75. Rodney Hu of Arizona Distilling Company and Yucca Tap Room 
74. Jacob Cutino of Homeboy's Hot Sauce
73. Country and Sergio Velador of Super Chunk Sweets and Treats
72. Dean Thomas of Cornish Pasty Co.
71. Jennifer Caraway of The Joy Bus
70. Scott Holmes of Little Miss BBQ
69. Jared Allen of Proof Artisan Breads
68. Steve McFate of McFate Brewing Company  
67. Mel Mecinas of Four Seasons Resort Scottsdale at Troon North
66. Jessa and Dan Koppenhofer of Gilbert Farmers Market
65. Todd and Kelly Bostock of Dos Cabezas WineWorks
64. Ryan Probst of Odelay Bagel Co.
63. Diana Brandt of AZFoodie
62. Benjamin Butler of Hayden Flour Mills
61. Jim and Maureen Elitzak of Zak's Chocolate
60. Michael Babcock of Welcome Diner and Welcome Chicken + Donuts
59. Nick Ambeliotis of Mediterra Bakehouse
58. Peter Kasperski of Cowboy Ciao and Kazimierz World Wine Bar
57. Kimber Stonehouse of LGO Hospitality
56. David Tyda of EATERAZ and Arizona Taco Festival
55. Pavle Milic of FnB
KEEP PHOENIX NEW TIMES FREE... Since we started Phoenix New Times, it has been defined as the free, independent voice of Phoenix, and we'd like to keep it that way.
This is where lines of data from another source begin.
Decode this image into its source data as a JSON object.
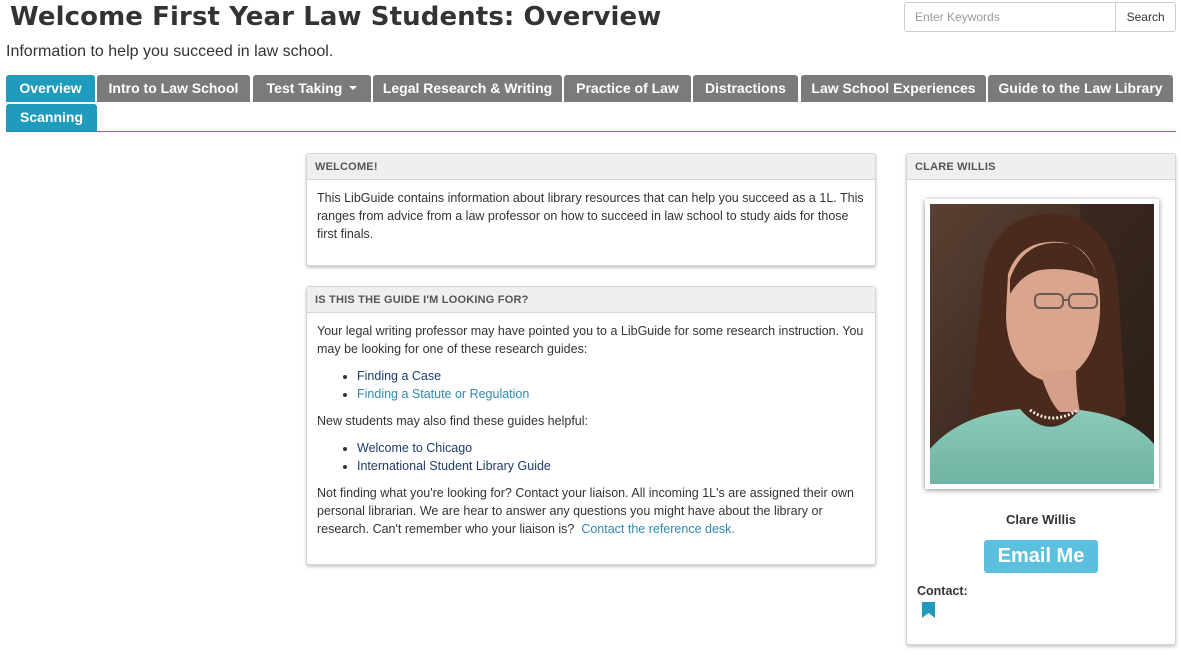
{
  "header": {
    "title": "Welcome First Year Law Students: Overview",
    "subtitle": "Information to help you succeed in law school."
  },
  "search": {
    "placeholder": "Enter Keywords",
    "value": "",
    "button_label": "Search"
  },
  "tabs": [
    {
      "label": "Overview",
      "active": true
    },
    {
      "label": "Intro to Law School"
    },
    {
      "label": "Test Taking",
      "dropdown": true
    },
    {
      "label": "Legal Research & Writing"
    },
    {
      "label": "Practice of Law"
    },
    {
      "label": "Distractions"
    },
    {
      "label": "Law School Experiences"
    },
    {
      "label": "Guide to the Law Library"
    },
    {
      "label": "Scanning"
    }
  ],
  "welcome_box": {
    "title": "Welcome!",
    "body": "This LibGuide contains information about library resources that can help you succeed as a 1L.  This ranges from advice from a law professor on how to succeed in law school to study aids for those first finals."
  },
  "guide_box": {
    "title": "Is this the guide I'm looking for?",
    "intro": "Your legal writing professor may have pointed you to a LibGuide for some research instruction.  You may be looking for one of these research guides:",
    "research_links": [
      "Finding a Case",
      "Finding a Statute or Regulation"
    ],
    "new_students_text": "New students may also find these guides helpful:",
    "new_student_links": [
      "Welcome to Chicago",
      "International Student Library Guide"
    ],
    "closing_text": "Not finding what you're looking for?  Contact your liaison.  All incoming 1L's are assigned their own personal librarian.  We are hear to answer any questions you might have about the library or research.  Can't remember who your liaison is?",
    "closing_link": "Contact the reference desk."
  },
  "profile_box": {
    "title": "Clare Willis",
    "name": "Clare Willis",
    "email_button": "Email Me",
    "contact_label": "Contact:",
    "photo_icon": "portrait-photo",
    "contact_icon": "bookmark-icon"
  },
  "colors": {
    "tab_active": "#1f9bbd",
    "tab_inactive": "#7b7b7b",
    "email_button": "#5bc0de",
    "link_dark": "#1d3b6c",
    "link_light": "#2e8ab3"
  }
}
With local media under siege, it's more important than ever for us to rally support behind funding our local journalism. You can help by participating in our "I Support" program, allowing us to keep offering readers access to our incisive coverage of local news, food and culture with no paywalls.
Lauren Saria
Contact: Lauren Saria